“God will provide”
In Genesis 22 there is a rather terse account of God commanding Abraham to offer his son Isaac as a burnt offering. Abraham makes the preparations, takes Isaac and two servants and sets out as directed by God. After three days they arrive at a mountain in the land of Moriah. Leaving the servants with the donkey, Abraham and Isaac set out to climb the mountain. It was at this point Isaac asked an obvious question. “My father!” And he said, “Here am I, my son.” He said, “Behold, the fire and the wood, but where is the lamb for a burnt offering?” Abraham replies: “God will provide for himself the lamb for a burnt offering, my son.” Centuries later Jesus was crucified on the same mountain.
It is a difficult account to understand. We are told nothing of Sarah’s reaction, Abraham’s thoughts about God’s command, or Isaac’s reaction when his father bound him ready for sacrifice. It flies in the face of everything we know from the OT about God: who rejected the Jews angrily, when they practised child sacrifice following the ways of their neighbours. Jeremiah 7:30-31.
In itself the account is troubling. The finale; the ‘Angel of the Lord’ calling to Abraham to stay his hand, the ram with its horns caught in a thicket, what can all this mean. Centuries later; a crucified Messiah, wearing a crown of thorns, died on the same Mountain; that is a revelation.
Abraham was a man of faith; he believed God and it was counted to him as righteousness. When God gave him a command: which was beyond his comprehension; he obeyed. He didn’t try to reason with God, or argue with Him.

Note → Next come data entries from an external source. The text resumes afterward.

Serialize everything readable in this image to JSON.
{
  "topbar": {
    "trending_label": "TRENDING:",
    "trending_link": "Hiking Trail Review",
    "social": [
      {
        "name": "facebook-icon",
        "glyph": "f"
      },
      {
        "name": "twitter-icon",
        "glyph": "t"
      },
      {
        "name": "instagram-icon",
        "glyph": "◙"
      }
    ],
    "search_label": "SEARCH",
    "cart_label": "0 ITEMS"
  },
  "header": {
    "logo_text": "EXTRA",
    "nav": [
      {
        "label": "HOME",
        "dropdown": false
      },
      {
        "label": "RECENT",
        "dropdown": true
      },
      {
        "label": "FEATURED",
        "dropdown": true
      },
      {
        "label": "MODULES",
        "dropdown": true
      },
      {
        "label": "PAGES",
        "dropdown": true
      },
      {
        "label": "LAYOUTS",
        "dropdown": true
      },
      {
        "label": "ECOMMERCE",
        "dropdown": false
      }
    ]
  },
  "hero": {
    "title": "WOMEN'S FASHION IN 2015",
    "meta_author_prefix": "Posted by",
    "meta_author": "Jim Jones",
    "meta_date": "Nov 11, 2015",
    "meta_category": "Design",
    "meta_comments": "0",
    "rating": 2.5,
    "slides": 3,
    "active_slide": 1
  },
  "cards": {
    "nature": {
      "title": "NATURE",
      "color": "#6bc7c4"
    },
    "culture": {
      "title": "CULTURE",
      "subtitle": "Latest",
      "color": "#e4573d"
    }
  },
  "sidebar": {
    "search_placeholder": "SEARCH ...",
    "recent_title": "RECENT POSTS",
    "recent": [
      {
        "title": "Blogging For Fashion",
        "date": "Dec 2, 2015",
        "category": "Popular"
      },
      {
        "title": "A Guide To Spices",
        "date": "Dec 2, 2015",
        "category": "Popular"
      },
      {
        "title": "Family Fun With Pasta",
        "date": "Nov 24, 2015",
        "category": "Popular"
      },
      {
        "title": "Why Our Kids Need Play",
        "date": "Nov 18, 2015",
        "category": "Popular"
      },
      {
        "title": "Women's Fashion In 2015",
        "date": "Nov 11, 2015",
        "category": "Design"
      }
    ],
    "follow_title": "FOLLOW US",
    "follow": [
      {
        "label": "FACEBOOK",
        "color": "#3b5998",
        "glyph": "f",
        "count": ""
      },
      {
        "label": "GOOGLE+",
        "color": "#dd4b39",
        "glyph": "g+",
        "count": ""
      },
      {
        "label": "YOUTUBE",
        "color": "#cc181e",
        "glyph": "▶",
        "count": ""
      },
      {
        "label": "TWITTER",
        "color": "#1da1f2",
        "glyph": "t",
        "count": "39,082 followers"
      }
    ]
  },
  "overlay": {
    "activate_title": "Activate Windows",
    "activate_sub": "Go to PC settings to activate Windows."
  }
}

(Earlier in Genesis he did argue as they looked down onto the plain of Sodom. Genesis 18.) Abraham obeyed God’s command without delay; even though it seemed to contradict all that God had promised earlier. Genesis 17:19.
Anyone familiar with the OT and reading the NT will see the pattern which flows from Genesis 1 through to Revelation 22. God’s planning is immaculate: but frequently unseen by people at the time.
Many of us, can look back on past events in our lives; some of them very difficult, and see God’s hand in what happened. At the time we had no idea what was happening or why. We might have questioned and pleaded with God, but our prayers were seemingly unanswered.
Our persistent need to understand everything before we act, can be a huge barrier to serving God faithfully. (It might even betray a lack of trust on our part!)
Another story from the bible of people obeying without understanding can be found in John 2. I’m sure we are all familiar with the first miracle in the gospel, of Jesus changing water into wine. After the short discourse between Jesus and his mother; in which Jesus didn’t seem too willing to get involved. Mary said to the servants; “Do whatever he tells you.”
Jesus tells the servants to fill six stone water jars with water: each held between 20-30 gallons. They did. Jesus told them to take some of the water they had put in the stone jars and take it to the master of ceremonies. He would have been a significant figure, entrusted with ensuring everything went according to plan.
What went through the servant’s minds as they drew water from a stone jar, normally holding water used for ceremonial washing, and took it to the man in charge. Did he have a sense of humour? How would they explain taking him water when he expected wine? Would he be offended? Did he have a temper?
You all know what happened. If you don’t, read it for yourself. John’s gospel chapter 2.
Not knowing the end, doesn’t mean we cannot act now. We are called to follow Jesus; literally this means being obedient to his teaching and example. We may find ourselves in a situation where obedience is costly. Jesus said to his followers; “Take up your cross daily, and follow me.” Luke 9:23
In John 14:21 there is a statement and three tremendous promises from Jesus: Whoever has my commandments and keeps them, he it is who loves me. And he who loves me will be loved by my Father, and I will love him and manifest myself to him.”